1

Yet a voltmeter will provide a positive reading if you put the positive lead at the location with higher potential But this is precisely what one should expect given the quote in your question. Consider a conductor with resistance $R$, oriented vertically, and with a constant downward electric (conventional) current through. In this case, there is a ...


2

Why is this? By convention. If you put the negative (black) lead at GND (or, e.g., battery minus) and you put the positive (red) lead at VDD (or, e.g., battery plus) the reading on the meter is positive. It's telling you how much higher in voltage the red lead is than the black lead. It's a convention.


1

Since both you and your teachers are stumped I will give some pointers. Pointer 1 - light is an electromagnetic wave. The energy flow is given by the Poynting vector. In vacuum (or air) this is $$\vec S = \vec E \times \vec H$$ Conveniently, for plane waves the time averaged Pointing vector is (see wiki ) $$\langle S \rangle = \frac12 \epsilon_0 c E^2$$ ...


2

Quantum mechanic predicts, that the allowed directions of the spins are quantized. This is one of the main findings of the Stern–Gerlach experiment. In a thermal beam I suppose the the spins to be equally in up and down. (There is no reason why they should not.) But "up" and "down" only correspond to a specific direction in space if there is an external ...


1

The wikipedia article on Paschen's law should answer your question quite well. http://en.wikipedia.org/wiki/Paschen%27s_law Basically the breakdown field strength increases at smaller distances. That's why, when you "glue" two pieces of plastic foil together with static charge, you can easily get around 30 MV/m or more in the microscopic air gap that's in ...


1

You neither have arbitrarily small distances or arbitrarily point-like charges: Usually, even "localized" charges are distributed over an entire ion, and any other molecule cannot come arbitrarily close (without becoming absorbed and hence part of the surface, acting as a buffer to other surrounding material). What matters in practice is not if an ...


-4

You have a moving charge and a circular moving that is an acceleration for what you need a force.

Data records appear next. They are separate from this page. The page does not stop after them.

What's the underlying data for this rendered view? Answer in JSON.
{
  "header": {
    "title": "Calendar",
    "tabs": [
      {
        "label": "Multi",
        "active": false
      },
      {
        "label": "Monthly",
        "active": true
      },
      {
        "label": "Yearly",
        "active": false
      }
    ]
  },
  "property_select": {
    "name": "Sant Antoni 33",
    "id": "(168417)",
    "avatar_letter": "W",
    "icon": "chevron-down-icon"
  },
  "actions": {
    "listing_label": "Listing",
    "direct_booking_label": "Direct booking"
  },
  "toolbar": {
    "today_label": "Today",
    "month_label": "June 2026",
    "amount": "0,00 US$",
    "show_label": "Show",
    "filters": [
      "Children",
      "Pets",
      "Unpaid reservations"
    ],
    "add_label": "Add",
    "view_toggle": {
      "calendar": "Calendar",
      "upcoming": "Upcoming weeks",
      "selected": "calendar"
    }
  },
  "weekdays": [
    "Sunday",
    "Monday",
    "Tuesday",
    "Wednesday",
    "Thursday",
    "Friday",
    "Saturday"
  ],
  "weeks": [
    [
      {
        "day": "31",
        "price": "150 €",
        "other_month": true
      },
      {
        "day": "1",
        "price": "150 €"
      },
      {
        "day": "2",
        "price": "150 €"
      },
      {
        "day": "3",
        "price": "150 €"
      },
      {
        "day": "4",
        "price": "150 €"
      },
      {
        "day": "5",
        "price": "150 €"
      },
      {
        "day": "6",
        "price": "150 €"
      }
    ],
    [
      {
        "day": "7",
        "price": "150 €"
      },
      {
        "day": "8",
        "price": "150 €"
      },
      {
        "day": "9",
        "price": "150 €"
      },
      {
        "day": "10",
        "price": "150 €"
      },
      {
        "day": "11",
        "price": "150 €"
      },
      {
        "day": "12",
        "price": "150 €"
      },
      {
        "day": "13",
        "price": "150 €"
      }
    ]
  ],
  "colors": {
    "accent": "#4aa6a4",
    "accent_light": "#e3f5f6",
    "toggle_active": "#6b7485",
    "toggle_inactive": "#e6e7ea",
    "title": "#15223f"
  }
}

Remember the Lorentz force $ \vec F = q \vec v \times \vec B $. This vector cross product can be rewritten to $$ \vec B = \dfrac{\vec F \times \vec{qv}}{\|\vec{qv}\|^2}$$. Edit: The equation was edited following ...


11

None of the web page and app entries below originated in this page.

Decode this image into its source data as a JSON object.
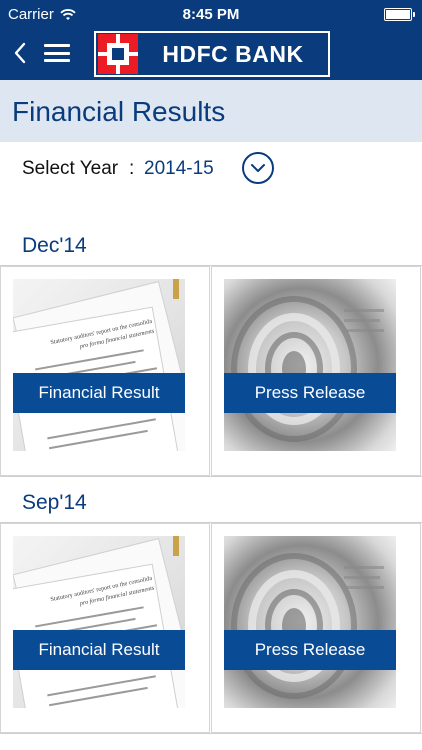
{
  "status_bar": {
    "carrier": "Carrier",
    "time": "8:45 PM"
  },
  "header": {
    "logo_text": "HDFC BANK"
  },
  "page": {
    "title": "Financial Results"
  },
  "year_selector": {
    "label": "Select Year",
    "separator": ":",
    "value": "2014-15"
  },
  "sections": [
    {
      "title": "Dec'14",
      "cards": [
        {
          "label": "Financial Result",
          "thumbnail": "document-thumbnail",
          "thumb_text_1": "Statutory auditors' report on the consolida",
          "thumb_text_2": "pro forma financial statements"
        },
        {
          "label": "Press Release",
          "thumbnail": "newspaper-thumbnail"
        }
      ]
    },
    {
      "title": "Sep'14",
      "cards": [
        {
          "label": "Financial Result",
          "thumbnail": "document-thumbnail",
          "thumb_text_1": "Statutory auditors' report on the consolida",
          "thumb_text_2": "pro forma financial statements"
        },
        {
          "label": "Press Release",
          "thumbnail": "newspaper-thumbnail"
        }
      ]
    }
  ],
  "colors": {
    "brand_blue": "#0a3c7d",
    "logo_red": "#ed1c24",
    "title_band": "#dde6f1",
    "card_label_bg": "#0a4b96"
  },
  "icons": {
    "back": "chevron-left-icon",
    "menu": "hamburger-icon",
    "dropdown": "chevron-down-circle-icon",
    "wifi": "wifi-icon",
    "battery": "battery-icon"
  }
}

What you call "discernibly" moving, is called a non-stationary current-density. Consider a wire with constant charge-flow at every cross section. Then this current is in the same sense not "discernibly" moving as your charge on the sphere. Still there is a magnetic field around the wire. You can think of the charged sphere as infinitely many circular wires ...


0

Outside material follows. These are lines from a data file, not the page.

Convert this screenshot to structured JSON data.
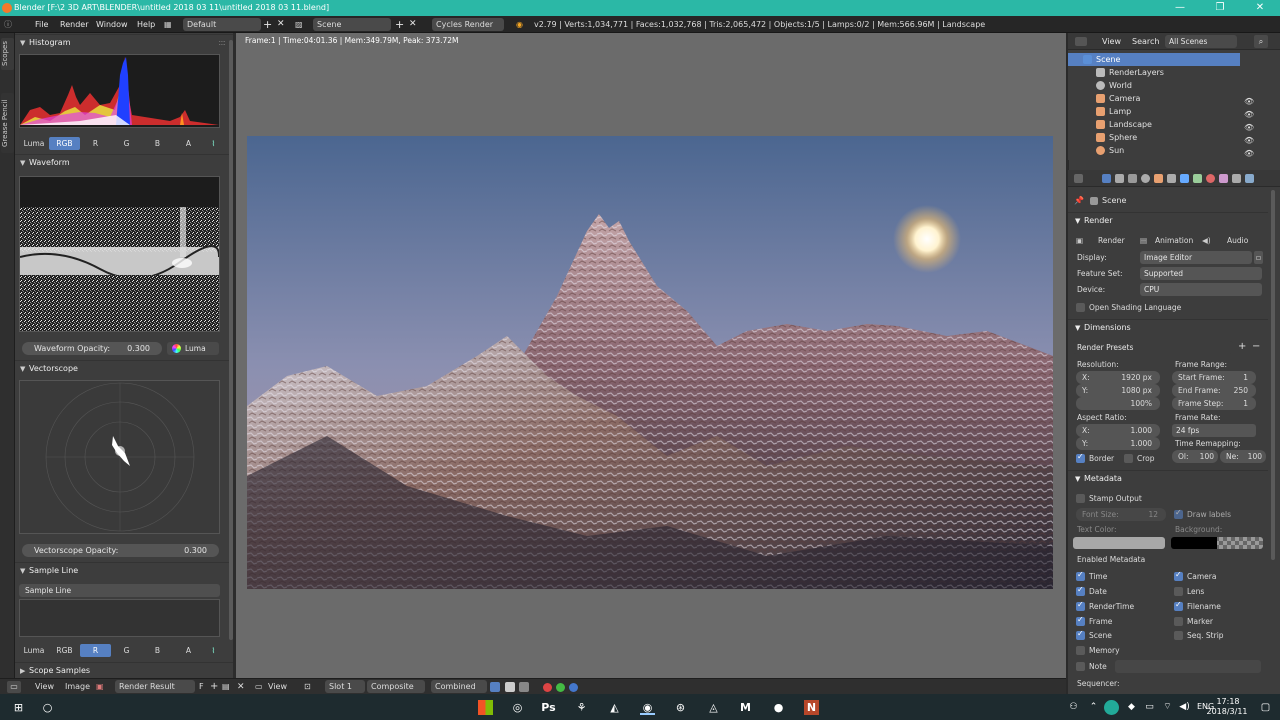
{
  "titlebar": {
    "title": "Blender [F:\\2 3D ART\\BLENDER\\untitled 2018 03 11\\untitled 2018 03 11.blend]",
    "minimize": "—",
    "restore": "❐",
    "close": "✕"
  },
  "infobar": {
    "menus": [
      "File",
      "Render",
      "Window",
      "Help"
    ],
    "layout": "Default",
    "scene": "Scene",
    "engine": "Cycles Render",
    "stats": "v2.79 | Verts:1,034,771 | Faces:1,032,768 | Tris:2,065,472 | Objects:1/5 | Lamps:0/2 | Mem:566.96M | Landscape"
  },
  "left_strip": {
    "tabs": [
      "Scopes",
      "Grease Pencil"
    ]
  },
  "scopes": {
    "histogram": {
      "title": "Histogram",
      "channels": [
        "Luma",
        "RGB",
        "R",
        "G",
        "B",
        "A"
      ],
      "selected": "RGB"
    },
    "waveform": {
      "title": "Waveform",
      "opacity_label": "Waveform Opacity:",
      "opacity_value": "0.300",
      "mode": "Luma"
    },
    "vectorscope": {
      "title": "Vectorscope",
      "opacity_label": "Vectorscope Opacity:",
      "opacity_value": "0.300"
    },
    "sample_line": {
      "title": "Sample Line",
      "button": "Sample Line",
      "channels": [
        "Luma",
        "RGB",
        "R",
        "G",
        "B",
        "A"
      ],
      "selected": "R"
    },
    "scope_samples": {
      "title": "Scope Samples"
    }
  },
  "viewport": {
    "info": "Frame:1 | Time:04:01.36 | Mem:349.79M, Peak: 373.72M"
  },
  "bottombar": {
    "view": "View",
    "image": "Image",
    "image_name": "Render Result",
    "f": "F",
    "view2": "View",
    "slot": "Slot 1",
    "composite": "Composite",
    "combined": "Combined"
  },
  "outliner": {
    "header": {
      "view": "View",
      "search": "Search",
      "filter": "All Scenes"
    },
    "items": [
      {
        "label": "Scene",
        "color": "#5b8fd6"
      },
      {
        "label": "RenderLayers",
        "color": "#bbbbbb"
      },
      {
        "label": "World",
        "color": "#bbbbbb"
      },
      {
        "label": "Camera",
        "color": "#e8a070"
      },
      {
        "label": "Lamp",
        "color": "#e8a070"
      },
      {
        "label": "Landscape",
        "color": "#e8a070"
      },
      {
        "label": "Sphere",
        "color": "#e8a070"
      },
      {
        "label": "Sun",
        "color": "#e8a070"
      }
    ]
  },
  "properties": {
    "context": "Scene",
    "render": {
      "title": "Render",
      "buttons": [
        "Render",
        "Animation",
        "Audio"
      ],
      "display_label": "Display:",
      "display_value": "Image Editor",
      "featureset_label": "Feature Set:",
      "featureset_value": "Supported",
      "device_label": "Device:",
      "device_value": "CPU",
      "osl": "Open Shading Language"
    },
    "dimensions": {
      "title": "Dimensions",
      "presets": "Render Presets",
      "resolution": "Resolution:",
      "res_x_label": "X:",
      "res_x": "1920 px",
      "res_y_label": "Y:",
      "res_y": "1080 px",
      "res_pct": "100%",
      "frame_range": "Frame Range:",
      "start_label": "Start Frame:",
      "start": "1",
      "end_label": "End Frame:",
      "end": "250",
      "step_label": "Frame Step:",
      "step": "1",
      "aspect": "Aspect Ratio:",
      "asp_x_label": "X:",
      "asp_x": "1.000",
      "asp_y_label": "Y:",
      "asp_y": "1.000",
      "frame_rate": "Frame Rate:",
      "fps": "24 fps",
      "time_remap": "Time Remapping:",
      "old_label": "Ol:",
      "old": "100",
      "new_label": "Ne:",
      "new": "100",
      "border": "Border",
      "crop": "Crop"
    },
    "metadata": {
      "title": "Metadata",
      "stamp": "Stamp Output",
      "font_size_label": "Font Size:",
      "font_size": "12",
      "draw_labels": "Draw labels",
      "text_color": "Text Color:",
      "background": "Background:",
      "enabled": "Enabled Metadata",
      "left": [
        {
          "label": "Time",
          "on": true
        },
        {
          "label": "Date",
          "on": true
        },
        {
          "label": "RenderTime",
          "on": true
        },
        {
          "label": "Frame",
          "on": true
        },
        {
          "label": "Scene",
          "on": true
        },
        {
          "label": "Memory",
          "on": false
        },
        {
          "label": "Note",
          "on": false
        }
      ],
      "right": [
        {
          "label": "Camera",
          "on": true
        },
        {
          "label": "Lens",
          "on": false
        },
        {
          "label": "Filename",
          "on": true
        },
        {
          "label": "Marker",
          "on": false
        },
        {
          "label": "Seq. Strip",
          "on": false
        }
      ],
      "sequencer": "Sequencer:"
    }
  },
  "taskbar": {
    "lang": "ENG",
    "time": "17:18",
    "date": "2018/3/11",
    "apps": [
      "Ps",
      "M",
      "N"
    ]
  }
}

The things that induce a magnetic field are a current or a changing electric field (with respect to time). In this situation you have charges moving,so you have a J.dS, which means you have a current. EDIT: If you prefer a different approach, then consider the cylinder to be an infinite amount of circular circuits (each with different radius because of ...


1

Maxwell's equation tells us that for the general case $$ \vec{\nabla} \times \vec{E} = -\frac{\partial \vec{B}}{\partial t} $$ This vanishes not only when charges are stationary, but also when they are moving in a uniform continuous manner such as to produce a constant magnetic field (which describes your example). Another general case is when the charges ...


0

How can E be constant in magnitude? E depends on F and since F follows an inverse square law therefore the magnitude of E should decrease as we move away? The 1/r² inverse square law only applies for a pointlike source. If you contrive a number of pointlike sources into a column (see the infinite line on Andrew Duffy's physics course), the force diminishes ...


0

So,the integral is equal to zero because the Q that is enclosed in the Gaussian surface is zero.That does not necessarily mean that the electric field is equal to zero.The only other way for the integral to be equal to zero is if the sum of the dot products inside the integral is equal to zero.It means that you have equal negative dot products as positive ...



Top 50 recent answers are included